(RECORDED INFORMATION begins)
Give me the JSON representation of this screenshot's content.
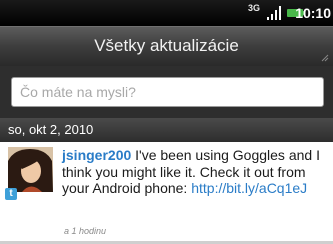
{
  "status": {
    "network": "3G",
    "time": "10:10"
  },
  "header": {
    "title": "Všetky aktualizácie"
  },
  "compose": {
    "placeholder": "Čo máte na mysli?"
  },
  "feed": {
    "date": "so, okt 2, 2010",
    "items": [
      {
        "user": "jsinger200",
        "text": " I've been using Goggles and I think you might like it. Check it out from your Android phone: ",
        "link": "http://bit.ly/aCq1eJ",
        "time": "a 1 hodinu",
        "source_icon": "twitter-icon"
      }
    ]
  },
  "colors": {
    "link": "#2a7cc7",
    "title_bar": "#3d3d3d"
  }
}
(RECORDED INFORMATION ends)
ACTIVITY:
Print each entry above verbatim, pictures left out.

ANSWER FOR THE TASK:
Give me the JSON representation of this screenshot's content.
{
  "status": {
    "network": "3G",
    "time": "10:10"
  },
  "header": {
    "title": "Všetky aktualizácie"
  },
  "compose": {
    "placeholder": "Čo máte na mysli?"
  },
  "feed": {
    "date": "so, okt 2, 2010",
    "items": [
      {
        "user": "jsinger200",
        "text": " I've been using Goggles and I think you might like it. Check it out from your Android phone: ",
        "link": "http://bit.ly/aCq1eJ",
        "time": "a 1 hodinu",
        "source_icon": "twitter-icon"
      }
    ]
  },
  "colors": {
    "link": "#2a7cc7",
    "title_bar": "#3d3d3d"
  }
}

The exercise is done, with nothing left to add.